--- Provided records Enclosed Below ---

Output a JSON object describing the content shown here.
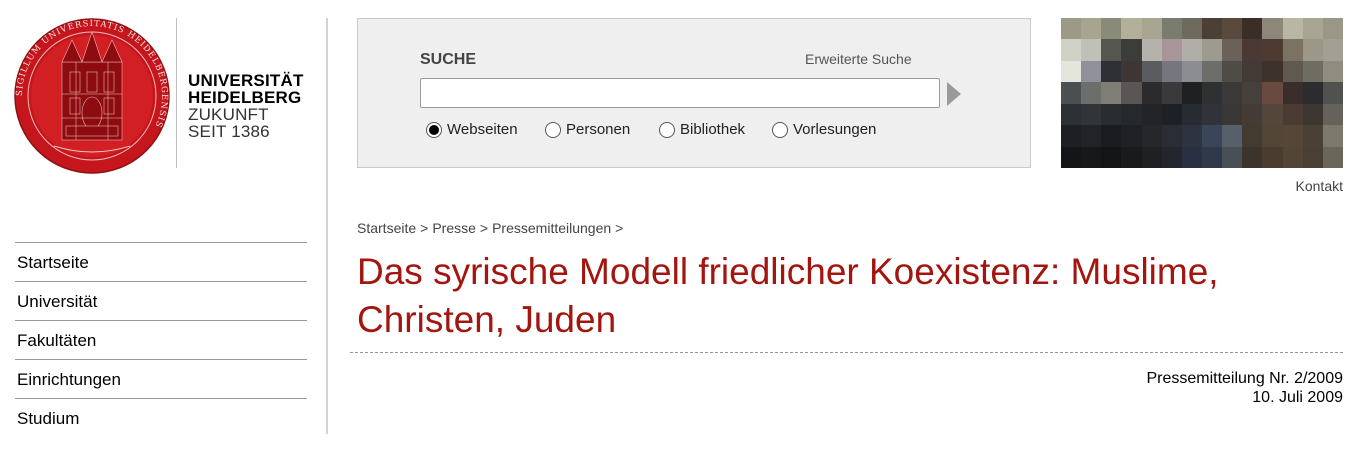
{
  "logo": {
    "line1": "UNIVERSITÄT",
    "line2": "HEIDELBERG",
    "line3": "ZUKUNFT",
    "line4": "SEIT 1386",
    "seal_color": "#c4161c",
    "seal_text": "SIGILLUM UNIVERSITATIS HEIDELBERGENSIS"
  },
  "search": {
    "title": "SUCHE",
    "advanced_label": "Erweiterte Suche",
    "input_value": "",
    "options": [
      {
        "label": "Webseiten",
        "checked": true
      },
      {
        "label": "Personen",
        "checked": false
      },
      {
        "label": "Bibliothek",
        "checked": false
      },
      {
        "label": "Vorlesungen",
        "checked": false
      }
    ]
  },
  "header": {
    "contact_label": "Kontakt"
  },
  "breadcrumb": [
    "Startseite",
    "Presse",
    "Pressemitteilungen"
  ],
  "breadcrumb_separator": ">",
  "article": {
    "title": "Das syrische Modell friedlicher Koexistenz: Muslime, Christen, Juden",
    "press_number": "Pressemitteilung Nr. 2/2009",
    "date": "10. Juli 2009"
  },
  "nav": {
    "items": [
      "Startseite",
      "Universität",
      "Fakultäten",
      "Einrichtungen",
      "Studium"
    ]
  },
  "colors": {
    "accent_red": "#a3150f",
    "seal_red": "#c4161c",
    "panel_bg": "#efefef"
  }
}
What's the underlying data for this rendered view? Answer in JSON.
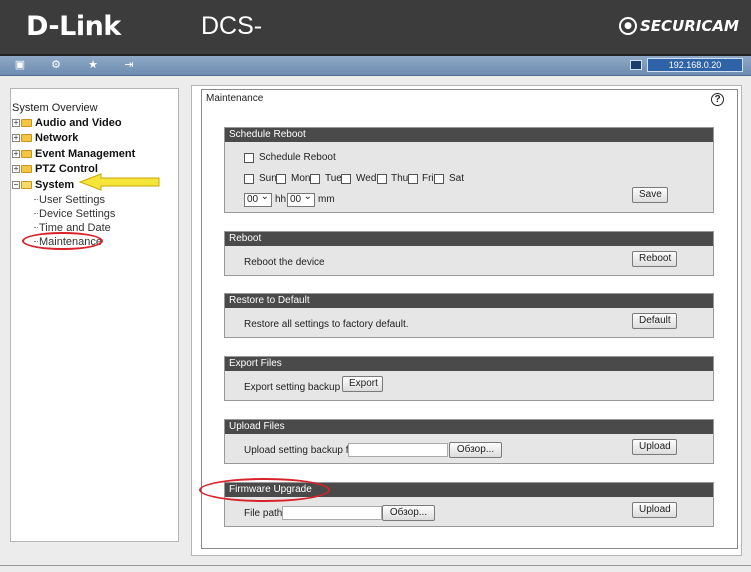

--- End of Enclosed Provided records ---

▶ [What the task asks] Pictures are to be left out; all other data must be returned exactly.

▶ [Solution to this exercise]
Output a JSON object describing the content shown here.
{
  "logo": {
    "line1": "UNIVERSITÄT",
    "line2": "HEIDELBERG",
    "line3": "ZUKUNFT",
    "line4": "SEIT 1386",
    "seal_color": "#c4161c",
    "seal_text": "SIGILLUM UNIVERSITATIS HEIDELBERGENSIS"
  },
  "search": {
    "title": "SUCHE",
    "advanced_label": "Erweiterte Suche",
    "input_value": "",
    "options": [
      {
        "label": "Webseiten",
        "checked": true
      },
      {
        "label": "Personen",
        "checked": false
      },
      {
        "label": "Bibliothek",
        "checked": false
      },
      {
        "label": "Vorlesungen",
        "checked": false
      }
    ]
  },
  "header": {
    "contact_label": "Kontakt"
  },
  "breadcrumb": [
    "Startseite",
    "Presse",
    "Pressemitteilungen"
  ],
  "breadcrumb_separator": ">",
  "article": {
    "title": "Das syrische Modell friedlicher Koexistenz: Muslime, Christen, Juden",
    "press_number": "Pressemitteilung Nr. 2/2009",
    "date": "10. Juli 2009"
  },
  "nav": {
    "items": [
      "Startseite",
      "Universität",
      "Fakultäten",
      "Einrichtungen",
      "Studium"
    ]
  },
  "colors": {
    "accent_red": "#a3150f",
    "seal_red": "#c4161c",
    "panel_bg": "#efefef"
  }
}
What's the underlying data for this rendered view? Answer in JSON.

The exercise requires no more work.